With traditional British produce sitting alongside regional specialities from around the world, its riot of colourful produce and mouthwatering aromas from a warren of food stalls from Indian and Ethiopian to Thai or Caribbean soul food, wandering through the sights and smells of Borough Market is always a highlight of every trip to London. It's also a highlight in the lives of some people who are less fortunate. Last year, Borough Market traders, in partnership with the Plan Zheroes charity and Better Bankside bikes, who supply cargo bikes to deliver the food to charities, rescued over 29 tonnes of perfectly good food that would otherwise have been thrown in the bin — providing an impressive 58,000 meals to 33 charities working with the homeless, the elderly and people with mental health issues across London. What an inspiration.



Picture perfect figs from 'Turnips' run by Fred and Caroline Foster at Borough Market

Gorgeous artichokes

Crazy Romanesco Cauliflower 

Curly Radicchio Tardivo

Plump white English asparagus

Turnips baskets of mixed mushrooms 

Pink Oyster Mushrooms!

Fresh Sea Urchin

Natural Oak Smoked Whitby Kippers, the perfect partner with scrambled eggs on a Sunday morning

With some of the best coffee in London, Monmouth Coffee is always bustling

There is no better place to buy cheese in London than at Neal’s Yard in Borough Market

London's foremost cheese store, I started coming to Neal's Yard when we first moved to London in 1979 and still make a beeline for it when we go to Borough Market

Striking up a wonderful conversation with the manager, he gave us tasting samples 
of about ten cheeses, all of which were absolutely outstanding

Walking into Neal's Yard is always inspirational, with the most spectacular cheeses on display and all at their peak - it's hard not to take one of everything

Quince pastes are an ideal partner with some cheeses

Sophie, co-owner and stall manager of Olivier's Bakery at Borough Market

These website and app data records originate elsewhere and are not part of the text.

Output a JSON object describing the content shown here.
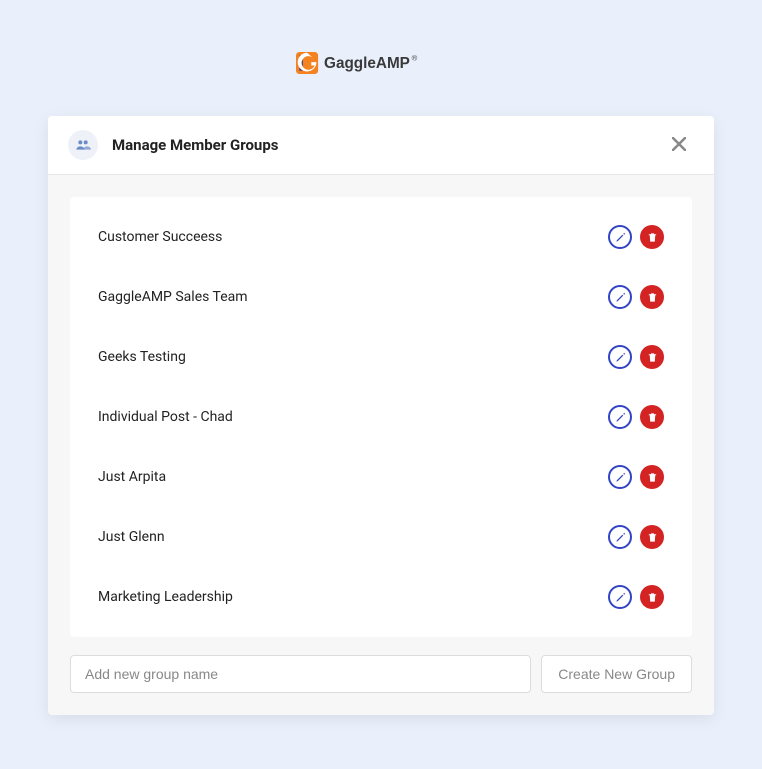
{
  "logo": {
    "text": "GaggleAMP"
  },
  "modal": {
    "title": "Manage Member Groups",
    "close_icon": "close-icon"
  },
  "groups": [
    {
      "name": "Customer Succeess"
    },
    {
      "name": "GaggleAMP Sales Team"
    },
    {
      "name": "Geeks Testing"
    },
    {
      "name": "Individual Post - Chad"
    },
    {
      "name": "Just Arpita"
    },
    {
      "name": "Just Glenn"
    },
    {
      "name": "Marketing Leadership"
    }
  ],
  "footer": {
    "input_placeholder": "Add new group name",
    "create_button_label": "Create New Group"
  }
}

Cheese and Olive Sticks from 'Bread Ahead Bakery' in Borough Market, works with the amazing charity planZheroes which helps get their leftover bread to the people in London who need it

100% Vegan 'Big V Facon Cheeseburger' with house tomato relish, house burger sauce, 
pickles red onion, vegan cheddar and house maple facon

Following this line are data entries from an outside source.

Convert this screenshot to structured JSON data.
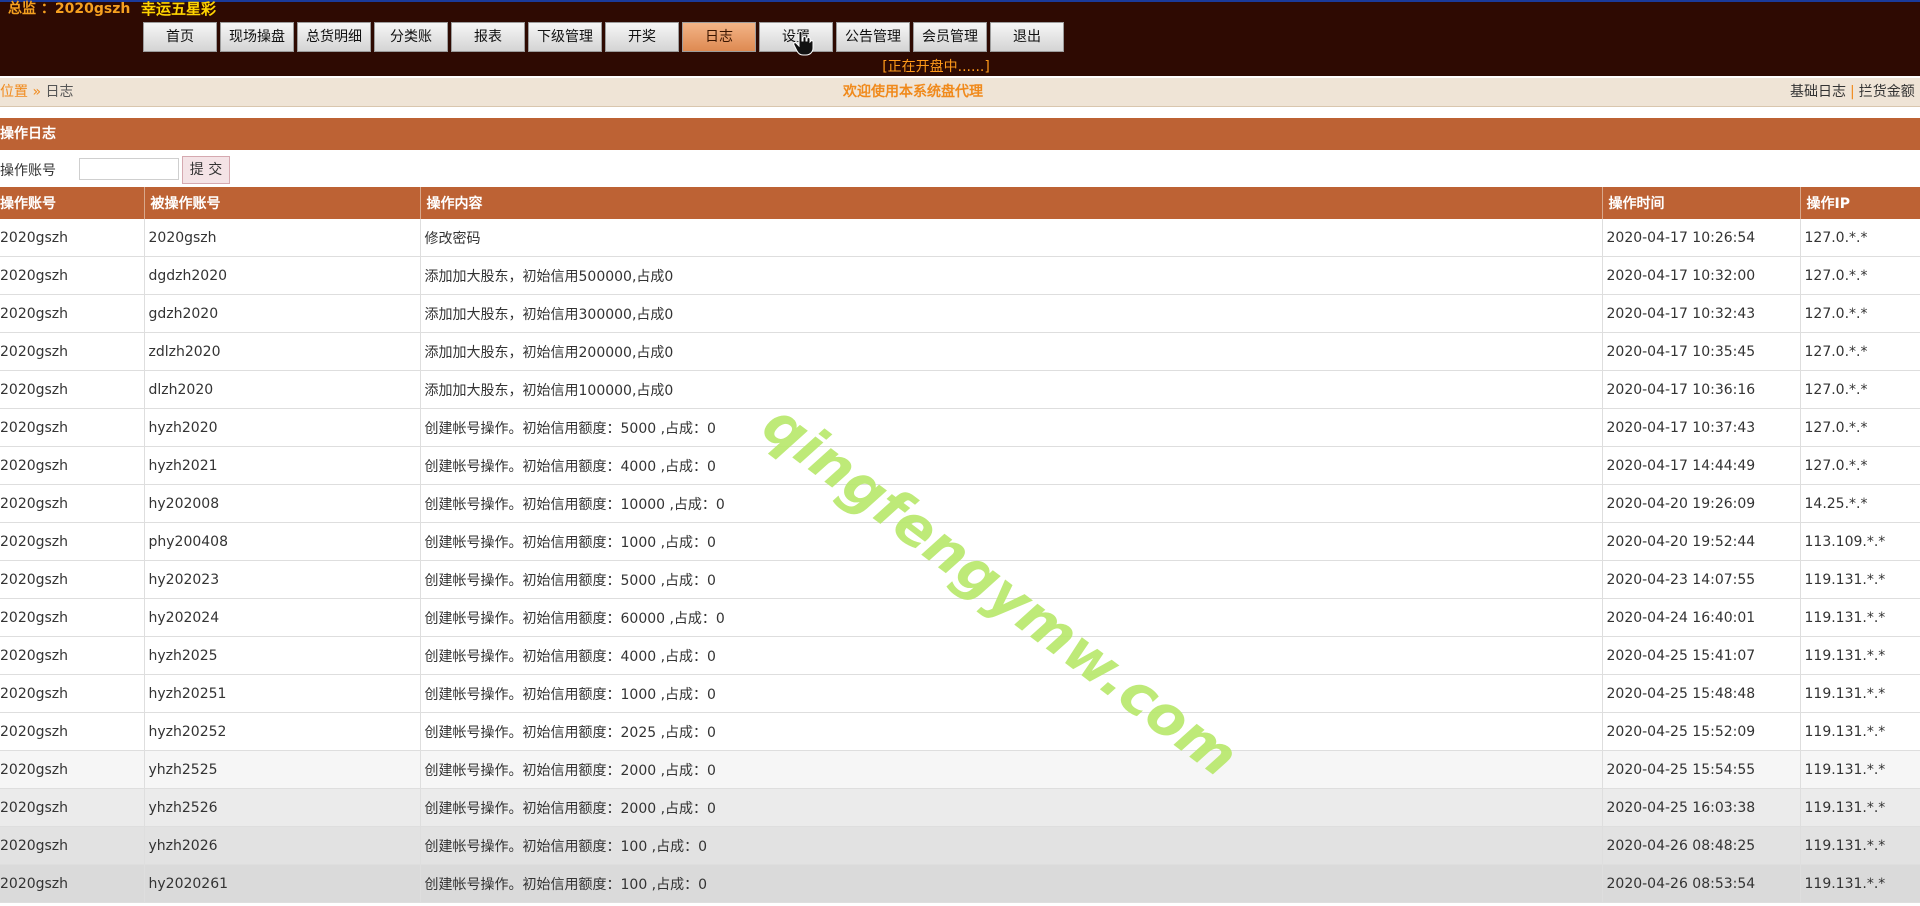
{
  "top": {
    "user_label": "总监 ：2020gszh",
    "system_title": "幸运五星彩",
    "nav": [
      {
        "label": "首页",
        "active": false
      },
      {
        "label": "现场操盘",
        "active": false
      },
      {
        "label": "总货明细",
        "active": false
      },
      {
        "label": "分类账",
        "active": false
      },
      {
        "label": "报表",
        "active": false
      },
      {
        "label": "下级管理",
        "active": false
      },
      {
        "label": "开奖",
        "active": false
      },
      {
        "label": "日志",
        "active": true
      },
      {
        "label": "设置",
        "active": false
      },
      {
        "label": "公告管理",
        "active": false
      },
      {
        "label": "会员管理",
        "active": false
      },
      {
        "label": "退出",
        "active": false
      }
    ],
    "status": "[正在开盘中......]"
  },
  "infobar": {
    "crumb_link": "位置",
    "crumb_sep": "»",
    "crumb_current": "日志",
    "welcome": "欢迎使用本系统盘代理",
    "right_link_1": "基础日志",
    "right_sep": "|",
    "right_link_2": "拦货金额"
  },
  "section": {
    "title": "操作日志"
  },
  "filter": {
    "label": "操作账号",
    "input_value": "",
    "submit_label": "提 交"
  },
  "table": {
    "headers": [
      "操作账号",
      "被操作账号",
      "操作内容",
      "操作时间",
      "操作IP"
    ],
    "rows": [
      [
        "2020gszh",
        "2020gszh",
        "修改密码",
        "2020-04-17 10:26:54",
        "127.0.*.*"
      ],
      [
        "2020gszh",
        "dgdzh2020",
        "添加加大股东，初始信用500000,占成0",
        "2020-04-17 10:32:00",
        "127.0.*.*"
      ],
      [
        "2020gszh",
        "gdzh2020",
        "添加加大股东，初始信用300000,占成0",
        "2020-04-17 10:32:43",
        "127.0.*.*"
      ],
      [
        "2020gszh",
        "zdlzh2020",
        "添加加大股东，初始信用200000,占成0",
        "2020-04-17 10:35:45",
        "127.0.*.*"
      ],
      [
        "2020gszh",
        "dlzh2020",
        "添加加大股东，初始信用100000,占成0",
        "2020-04-17 10:36:16",
        "127.0.*.*"
      ],
      [
        "2020gszh",
        "hyzh2020",
        "创建帐号操作。初始信用额度：5000 ,占成：0",
        "2020-04-17 10:37:43",
        "127.0.*.*"
      ],
      [
        "2020gszh",
        "hyzh2021",
        "创建帐号操作。初始信用额度：4000 ,占成：0",
        "2020-04-17 14:44:49",
        "127.0.*.*"
      ],
      [
        "2020gszh",
        "hy202008",
        "创建帐号操作。初始信用额度：10000 ,占成：0",
        "2020-04-20 19:26:09",
        "14.25.*.*"
      ],
      [
        "2020gszh",
        "phy200408",
        "创建帐号操作。初始信用额度：1000 ,占成：0",
        "2020-04-20 19:52:44",
        "113.109.*.*"
      ],
      [
        "2020gszh",
        "hy202023",
        "创建帐号操作。初始信用额度：5000 ,占成：0",
        "2020-04-23 14:07:55",
        "119.131.*.*"
      ],
      [
        "2020gszh",
        "hy202024",
        "创建帐号操作。初始信用额度：60000 ,占成：0",
        "2020-04-24 16:40:01",
        "119.131.*.*"
      ],
      [
        "2020gszh",
        "hyzh2025",
        "创建帐号操作。初始信用额度：4000 ,占成：0",
        "2020-04-25 15:41:07",
        "119.131.*.*"
      ],
      [
        "2020gszh",
        "hyzh20251",
        "创建帐号操作。初始信用额度：1000 ,占成：0",
        "2020-04-25 15:48:48",
        "119.131.*.*"
      ],
      [
        "2020gszh",
        "hyzh20252",
        "创建帐号操作。初始信用额度：2025 ,占成：0",
        "2020-04-25 15:52:09",
        "119.131.*.*"
      ],
      [
        "2020gszh",
        "yhzh2525",
        "创建帐号操作。初始信用额度：2000 ,占成：0",
        "2020-04-25 15:54:55",
        "119.131.*.*"
      ],
      [
        "2020gszh",
        "yhzh2526",
        "创建帐号操作。初始信用额度：2000 ,占成：0",
        "2020-04-25 16:03:38",
        "119.131.*.*"
      ],
      [
        "2020gszh",
        "yhzh2026",
        "创建帐号操作。初始信用额度：100 ,占成：0",
        "2020-04-26 08:48:25",
        "119.131.*.*"
      ],
      [
        "2020gszh",
        "hy2020261",
        "创建帐号操作。初始信用额度：100 ,占成：0",
        "2020-04-26 08:53:54",
        "119.131.*.*"
      ]
    ]
  },
  "watermark": "qingfengymw.com",
  "colors": {
    "top_bg": "#2e0a02",
    "accent": "#bd6234",
    "active_tab": "#e7a06e",
    "highlight_text": "#f08a1c",
    "title_yellow": "#ffd400",
    "watermark": "#b7e86a"
  }
}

Gujarati Rasoi's Onion Bhaji

'The French Comté' selling fine French cheese and charcuterie

Little tastes of Comté Marcel Petit cheese 

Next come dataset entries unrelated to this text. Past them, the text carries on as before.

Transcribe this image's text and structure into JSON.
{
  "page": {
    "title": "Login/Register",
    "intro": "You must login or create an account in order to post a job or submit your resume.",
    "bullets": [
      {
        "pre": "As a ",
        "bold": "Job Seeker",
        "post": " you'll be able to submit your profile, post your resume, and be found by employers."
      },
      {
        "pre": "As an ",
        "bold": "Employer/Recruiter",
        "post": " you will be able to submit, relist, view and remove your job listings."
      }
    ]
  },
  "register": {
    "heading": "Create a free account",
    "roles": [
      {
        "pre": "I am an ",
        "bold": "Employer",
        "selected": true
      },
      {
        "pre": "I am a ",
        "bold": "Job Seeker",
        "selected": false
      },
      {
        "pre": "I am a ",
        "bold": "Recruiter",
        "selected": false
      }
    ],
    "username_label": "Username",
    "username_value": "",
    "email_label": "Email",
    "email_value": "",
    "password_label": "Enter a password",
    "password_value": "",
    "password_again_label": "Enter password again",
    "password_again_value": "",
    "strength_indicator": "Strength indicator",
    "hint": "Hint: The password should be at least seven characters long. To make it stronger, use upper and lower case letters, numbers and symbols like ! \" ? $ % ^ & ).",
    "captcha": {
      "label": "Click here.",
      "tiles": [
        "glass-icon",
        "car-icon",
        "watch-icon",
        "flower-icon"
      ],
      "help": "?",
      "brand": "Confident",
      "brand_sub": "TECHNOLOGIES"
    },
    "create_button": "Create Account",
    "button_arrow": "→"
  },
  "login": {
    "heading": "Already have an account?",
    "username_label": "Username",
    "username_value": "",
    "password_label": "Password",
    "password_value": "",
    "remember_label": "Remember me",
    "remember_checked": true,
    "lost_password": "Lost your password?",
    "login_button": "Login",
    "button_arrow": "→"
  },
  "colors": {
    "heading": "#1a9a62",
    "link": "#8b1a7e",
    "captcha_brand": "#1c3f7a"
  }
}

Hand Gathered Shetland Mussels Marinière for modules on-the-go

Bomba Seafood Paella just starting to be prepared

Every Wednesday and Saturday, volunteers from charity Plan Zheroes arrive at Borough Market to collect surplus food from traders so that it can be turned into meals and given for those who need it










Coronation Cauliflower
Serves 6
Recipe courtesy of Jenny Chandler, Borough Market

2 small cauliflowers, broken into florets
1/4 cup olive oil
1 small onion, diced
1 tbsp olive oil
2-3 tsp curry powder
1 tbsp tomato purée
1 bay leaf
1/2 glass red wine
1 tbsp apricot jam
1 slice lemon
1 cup good quality mayonnaise
2-3 tbsp double cream
Leaves from a small sprig of mint
1/2 cucumber, diced 
3 oz toasted almonds 


Preheat the oven to 425°F. Toss the cauliflower in the olive oil and season with salt and pepper. Roast the cauliflower for 25-30 minutes, turning the florets over half way through the cooking. Once browned, and charred in places, remove the florets from the oven and leave to cool.

Meanwhile fry the onion in the remaining oil in a small pan. After about 15 minutes when the onion is soft and translucent you can throw in the curry powder and fry until you are enveloped in wonderful spicy smells. Add the tomato pureé, water, bayleaf, red wine, apricot jam and lemon, simmer for about 5 minutes then strain through a sieve and leave to cool.

Stir the cold curry sauce mixture into the mayonnaise and cream. Taste and season well. Toss about 1/2 the florets in the mayonnaise leaving others to sprinkle over the top. Sprinkle over the mint leaves and cucumber to serve. Throw over the almonds if using.